**Work instruction**
Reproduce every record below, character by character.

**Excerpted data**

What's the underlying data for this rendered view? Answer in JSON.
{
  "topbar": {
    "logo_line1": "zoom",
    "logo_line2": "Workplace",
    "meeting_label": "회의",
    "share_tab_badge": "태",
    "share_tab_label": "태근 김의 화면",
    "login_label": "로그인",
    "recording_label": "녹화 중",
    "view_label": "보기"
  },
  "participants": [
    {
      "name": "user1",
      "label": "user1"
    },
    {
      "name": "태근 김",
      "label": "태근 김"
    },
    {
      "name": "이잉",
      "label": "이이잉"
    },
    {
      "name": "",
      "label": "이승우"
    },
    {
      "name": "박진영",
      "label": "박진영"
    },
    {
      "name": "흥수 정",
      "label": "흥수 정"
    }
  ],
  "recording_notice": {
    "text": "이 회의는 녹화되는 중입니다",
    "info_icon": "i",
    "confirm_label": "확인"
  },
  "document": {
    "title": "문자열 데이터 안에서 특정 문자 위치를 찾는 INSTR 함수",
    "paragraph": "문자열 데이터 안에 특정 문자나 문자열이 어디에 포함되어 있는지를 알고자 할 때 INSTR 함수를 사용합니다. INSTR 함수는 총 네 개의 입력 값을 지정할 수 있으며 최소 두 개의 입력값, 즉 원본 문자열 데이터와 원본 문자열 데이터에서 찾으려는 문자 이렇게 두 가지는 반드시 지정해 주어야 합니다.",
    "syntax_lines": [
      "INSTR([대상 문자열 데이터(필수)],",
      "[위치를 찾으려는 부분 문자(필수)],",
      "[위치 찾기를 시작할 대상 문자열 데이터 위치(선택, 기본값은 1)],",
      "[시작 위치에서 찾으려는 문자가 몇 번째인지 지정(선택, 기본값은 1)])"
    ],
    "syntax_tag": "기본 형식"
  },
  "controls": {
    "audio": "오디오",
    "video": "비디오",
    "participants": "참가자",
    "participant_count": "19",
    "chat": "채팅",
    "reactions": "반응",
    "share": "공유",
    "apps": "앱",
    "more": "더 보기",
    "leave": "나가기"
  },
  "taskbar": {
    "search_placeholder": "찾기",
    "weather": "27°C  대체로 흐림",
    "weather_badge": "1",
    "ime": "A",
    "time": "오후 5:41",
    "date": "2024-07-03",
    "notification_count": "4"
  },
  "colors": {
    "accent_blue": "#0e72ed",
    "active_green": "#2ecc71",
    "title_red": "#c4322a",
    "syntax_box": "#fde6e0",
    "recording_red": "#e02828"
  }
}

**Written response**
What's the underlying data for this rendered view? Answer in JSON.
{
  "topbar": {
    "logo_line1": "zoom",
    "logo_line2": "Workplace",
    "meeting_label": "회의",
    "share_tab_badge": "태",
    "share_tab_label": "태근 김의 화면",
    "login_label": "로그인",
    "recording_label": "녹화 중",
    "view_label": "보기"
  },
  "participants": [
    {
      "name": "user1",
      "label": "user1"
    },
    {
      "name": "태근 김",
      "label": "태근 김"
    },
    {
      "name": "이잉",
      "label": "이이잉"
    },
    {
      "name": "",
      "label": "이승우"
    },
    {
      "name": "박진영",
      "label": "박진영"
    },
    {
      "name": "흥수 정",
      "label": "흥수 정"
    }
  ],
  "recording_notice": {
    "text": "이 회의는 녹화되는 중입니다",
    "info_icon": "i",
    "confirm_label": "확인"
  },
  "document": {
    "title": "문자열 데이터 안에서 특정 문자 위치를 찾는 INSTR 함수",
    "paragraph": "문자열 데이터 안에 특정 문자나 문자열이 어디에 포함되어 있는지를 알고자 할 때 INSTR 함수를 사용합니다. INSTR 함수는 총 네 개의 입력 값을 지정할 수 있으며 최소 두 개의 입력값, 즉 원본 문자열 데이터와 원본 문자열 데이터에서 찾으려는 문자 이렇게 두 가지는 반드시 지정해 주어야 합니다.",
    "syntax_lines": [
      "INSTR([대상 문자열 데이터(필수)],",
      "[위치를 찾으려는 부분 문자(필수)],",
      "[위치 찾기를 시작할 대상 문자열 데이터 위치(선택, 기본값은 1)],",
      "[시작 위치에서 찾으려는 문자가 몇 번째인지 지정(선택, 기본값은 1)])"
    ],
    "syntax_tag": "기본 형식"
  },
  "controls": {
    "audio": "오디오",
    "video": "비디오",
    "participants": "참가자",
    "participant_count": "19",
    "chat": "채팅",
    "reactions": "반응",
    "share": "공유",
    "apps": "앱",
    "more": "더 보기",
    "leave": "나가기"
  },
  "taskbar": {
    "search_placeholder": "찾기",
    "weather": "27°C  대체로 흐림",
    "weather_badge": "1",
    "ime": "A",
    "time": "오후 5:41",
    "date": "2024-07-03",
    "notification_count": "4"
  },
  "colors": {
    "accent_blue": "#0e72ed",
    "active_green": "#2ecc71",
    "title_red": "#c4322a",
    "syntax_box": "#fde6e0",
    "recording_red": "#e02828"
  }
}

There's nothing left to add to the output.